Exercise requirements: Across the entries below, how many lines include the word "pour"? Reply with only the number.

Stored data
-.-.-
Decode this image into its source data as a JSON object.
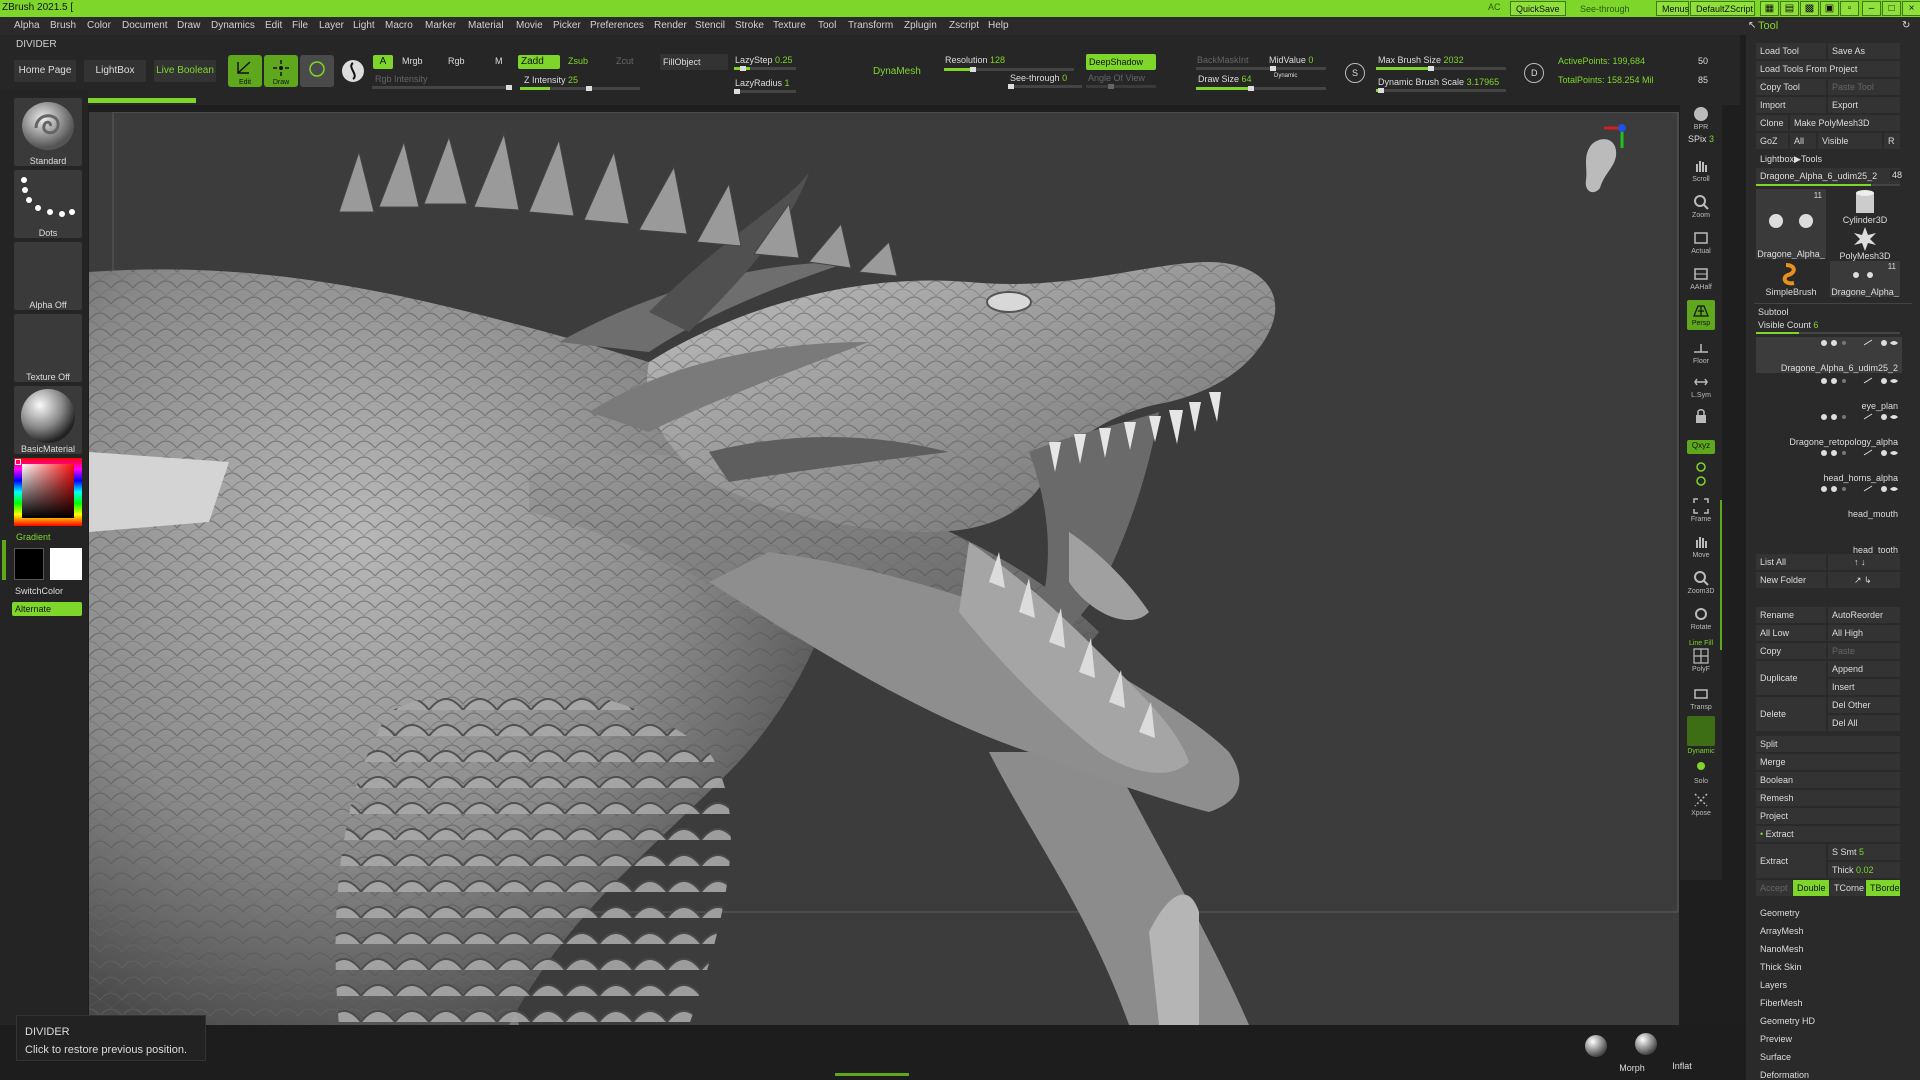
{
  "app": {
    "title": "ZBrush 2021.5 [",
    "ac_label": "AC",
    "quicksave": "QuickSave",
    "seethrough": "See-through",
    "seethrough_value": "0",
    "menus": "Menus",
    "script": "DefaultZScript"
  },
  "menu": [
    "Alpha",
    "Brush",
    "Color",
    "Document",
    "Draw",
    "Dynamics",
    "Edit",
    "File",
    "Layer",
    "Light",
    "Macro",
    "Marker",
    "Material",
    "Movie",
    "Picker",
    "Preferences",
    "Render",
    "Stencil",
    "Stroke",
    "Texture",
    "Tool",
    "Transform",
    "Zplugin",
    "Zscript",
    "Help"
  ],
  "divider_label": "DIVIDER",
  "toolbar": {
    "home_page": "Home Page",
    "lightbox": "LightBox",
    "live_boolean": "Live Boolean",
    "edit": "Edit",
    "draw": "Draw",
    "a": "A",
    "mrgb": "Mrgb",
    "rgb": "Rgb",
    "m": "M",
    "zadd": "Zadd",
    "zsub": "Zsub",
    "zcut": "Zcut",
    "fillobject": "FillObject",
    "rgb_intensity": "Rgb Intensity",
    "z_intensity": "Z Intensity",
    "z_intensity_value": "25",
    "lazystep": "LazyStep",
    "lazystep_value": "0.25",
    "lazyradius": "LazyRadius",
    "lazyradius_value": "1",
    "dynamesh": "DynaMesh",
    "resolution": "Resolution",
    "resolution_value": "128",
    "seethrough": "See-through",
    "seethrough_value": "0",
    "deepshadow": "DeepShadow",
    "angle_of_view": "Angle Of View",
    "backmaskint": "BackMaskInt",
    "midvalue": "MidValue",
    "midvalue_value": "0",
    "draw_size": "Draw Size",
    "draw_size_value": "64",
    "dynamic": "Dynamic",
    "max_brush_size": "Max Brush Size",
    "max_brush_size_value": "2032",
    "dynamic_brush_scale": "Dynamic Brush Scale",
    "dynamic_brush_scale_value": "3.17965",
    "active_points": "ActivePoints: 199,684",
    "total_points": "TotalPoints: 158.254 Mil",
    "num_a": "50",
    "num_b": "85"
  },
  "left": {
    "standard": "Standard",
    "dots": "Dots",
    "alpha_off": "Alpha Off",
    "texture_off": "Texture Off",
    "basic_material": "BasicMaterial",
    "gradient": "Gradient",
    "switchcolor": "SwitchColor",
    "alternate": "Alternate"
  },
  "right": {
    "bpr": "BPR",
    "spix": "SPix",
    "spix_value": "3",
    "scroll": "Scroll",
    "zoom": "Zoom",
    "actual": "Actual",
    "aahalf": "AAHalf",
    "persp": "Persp",
    "floor": "Floor",
    "lsym": "L.Sym",
    "qxyz": "Qxyz",
    "frame": "Frame",
    "move": "Move",
    "zoom3d": "Zoom3D",
    "rotate": "Rotate",
    "linefill": "Line Fill",
    "polyf": "PolyF",
    "transp": "Transp",
    "dynamic": "Dynamic",
    "solo": "Solo",
    "xpose": "Xpose"
  },
  "tool": {
    "header": "Tool",
    "load_tool": "Load Tool",
    "save_as": "Save As",
    "load_tools_from_project": "Load Tools From Project",
    "copy_tool": "Copy Tool",
    "paste_tool": "Paste Tool",
    "import": "Import",
    "export": "Export",
    "clone": "Clone",
    "make_polymesh": "Make PolyMesh3D",
    "goz": "GoZ",
    "all": "All",
    "visible": "Visible",
    "r": "R",
    "lightbox_tools": "Lightbox▶Tools",
    "current_tool": "Dragone_Alpha_6_udim25_2",
    "current_tool_num": "48",
    "thumbs": [
      {
        "label": "Dragone_Alpha_",
        "num": "11"
      },
      {
        "label": "Cylinder3D",
        "num": ""
      },
      {
        "label": "PolyMesh3D",
        "num": ""
      },
      {
        "label": "SimpleBrush",
        "num": ""
      },
      {
        "label": "Dragone_Alpha_",
        "num": "11"
      }
    ],
    "subtool": "Subtool",
    "visible_count": "Visible Count",
    "visible_count_value": "6",
    "subtools": [
      "Dragone_Alpha_6_udim25_2",
      "eye_plan",
      "Dragone_retopology_alpha",
      "head_horns_alpha",
      "head_mouth",
      "head_tooth"
    ],
    "list_all": "List All",
    "new_folder": "New Folder",
    "rename": "Rename",
    "autoreorder": "AutoReorder",
    "all_low": "All Low",
    "all_high": "All High",
    "copy": "Copy",
    "paste": "Paste",
    "duplicate": "Duplicate",
    "append": "Append",
    "insert": "Insert",
    "delete": "Delete",
    "del_other": "Del Other",
    "del_all": "Del All",
    "split": "Split",
    "merge": "Merge",
    "boolean": "Boolean",
    "remesh": "Remesh",
    "project": "Project",
    "extract_header": "Extract",
    "extract": "Extract",
    "s_smt": "S Smt",
    "s_smt_value": "5",
    "thick": "Thick",
    "thick_value": "0.02",
    "accept": "Accept",
    "double": "Double",
    "tcorne": "TCorne",
    "tborde": "TBorde",
    "menu_items": [
      "Geometry",
      "ArrayMesh",
      "NanoMesh",
      "Thick Skin",
      "Layers",
      "FiberMesh",
      "Geometry HD",
      "Preview",
      "Surface",
      "Deformation"
    ]
  },
  "tooltip": {
    "title": "DIVIDER",
    "text": "Click to restore previous position."
  },
  "bottom": {
    "morph": "Morph",
    "inflat": "Inflat"
  },
  "colors": {
    "accent": "#7ed62a",
    "panel": "#2a2a2a",
    "viewport": "#3c3c3c"
  }
}
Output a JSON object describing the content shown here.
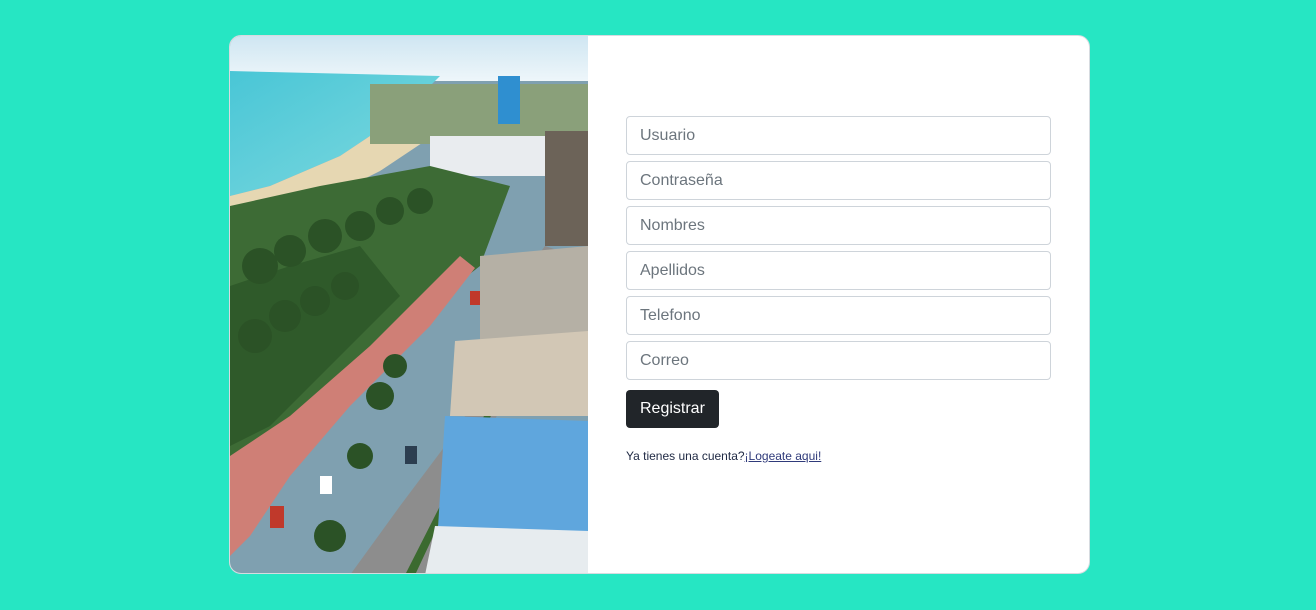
{
  "photo": {
    "description_icon": "coastal-city-photo"
  },
  "form": {
    "fields": [
      {
        "name": "usuario-input",
        "placeholder": "Usuario",
        "type": "text"
      },
      {
        "name": "contrasena-input",
        "placeholder": "Contraseña",
        "type": "password"
      },
      {
        "name": "nombres-input",
        "placeholder": "Nombres",
        "type": "text"
      },
      {
        "name": "apellidos-input",
        "placeholder": "Apellidos",
        "type": "text"
      },
      {
        "name": "telefono-input",
        "placeholder": "Telefono",
        "type": "text"
      },
      {
        "name": "correo-input",
        "placeholder": "Correo",
        "type": "email"
      }
    ],
    "submit_label": "Registrar",
    "login_prompt": "Ya tienes una cuenta?",
    "login_link": "¡Logeate aqui!"
  },
  "colors": {
    "background": "#26e6c3",
    "button": "#212529",
    "link": "#2f3a7a"
  }
}
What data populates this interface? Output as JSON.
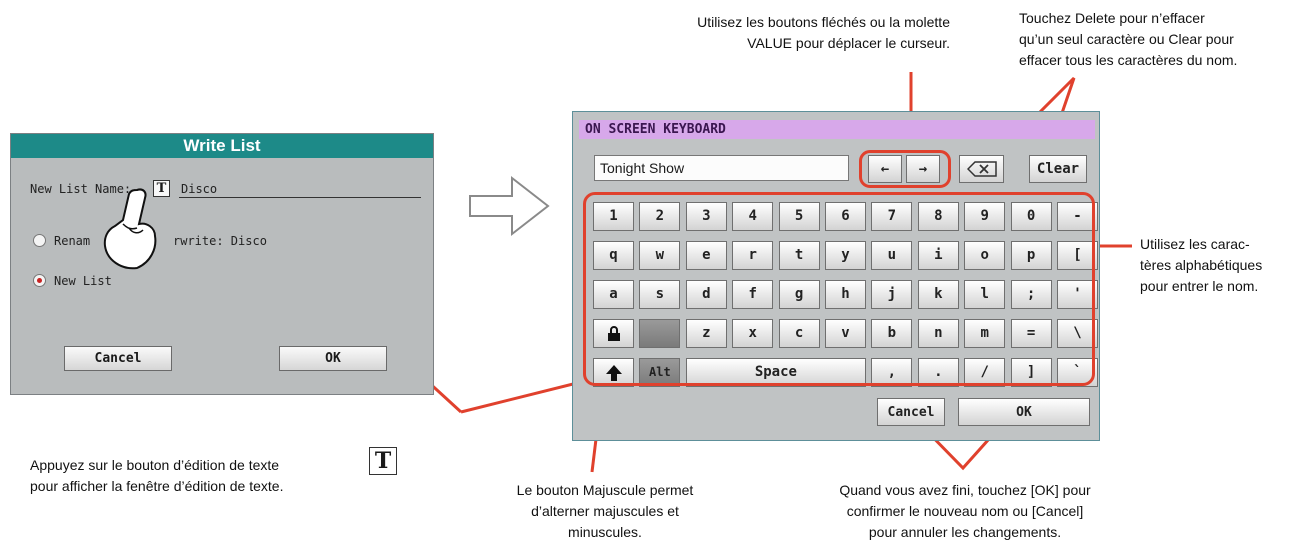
{
  "write_list": {
    "title": "Write List",
    "name_label": "New List Name:",
    "name_value": "Disco",
    "text_edit_icon": "T",
    "option_rename_visible": "Renam",
    "option_rename_tail": "rwrite: Disco",
    "option_new": "New List",
    "selected_option": "New List",
    "cancel": "Cancel",
    "ok": "OK"
  },
  "keyboard": {
    "title": "ON SCREEN KEYBOARD",
    "field_value": "Tonight Show",
    "arrow_left": "←",
    "arrow_right": "→",
    "delete_icon": "delete-icon",
    "clear": "Clear",
    "rows": [
      [
        "1",
        "2",
        "3",
        "4",
        "5",
        "6",
        "7",
        "8",
        "9",
        "0",
        "-"
      ],
      [
        "q",
        "w",
        "e",
        "r",
        "t",
        "y",
        "u",
        "i",
        "o",
        "p",
        "["
      ],
      [
        "a",
        "s",
        "d",
        "f",
        "g",
        "h",
        "j",
        "k",
        "l",
        ";",
        "'"
      ],
      [
        "z",
        "x",
        "c",
        "v",
        "b",
        "n",
        "m",
        "=",
        "\\"
      ],
      [
        ",",
        ".",
        "/",
        "]",
        "`"
      ]
    ],
    "lock_icon": "lock-icon",
    "shift_icon": "shift-up-arrow-icon",
    "alt": "Alt",
    "space": "Space",
    "cancel": "Cancel",
    "ok": "OK"
  },
  "annotations": {
    "arrows_note": [
      "Utilisez les boutons fléchés ou la molette",
      "VALUE pour déplacer le curseur."
    ],
    "delete_note": [
      "Touchez Delete pour n’effacer",
      "qu’un seul caractère ou Clear pour",
      "effacer tous les caractères du nom."
    ],
    "keys_note": [
      "Utilisez les carac-",
      "tères alphabétiques",
      "pour entrer le nom."
    ],
    "edit_note": [
      "Appuyez sur le bouton d’édition de texte",
      "pour afficher la fenêtre d’édition de texte."
    ],
    "shift_note": [
      "Le bouton Majuscule permet",
      "d’alterner majuscules et",
      "minuscules."
    ],
    "ok_note": [
      "Quand vous avez fini, touchez [OK] pour",
      "confirmer le nouveau nom ou [Cancel]",
      "pour annuler les changements."
    ]
  },
  "colors": {
    "accent_red": "#e0412d",
    "dialog_title": "#1d8a88",
    "keyboard_title": "#d7a8ea"
  }
}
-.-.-
Result of the exercise: 7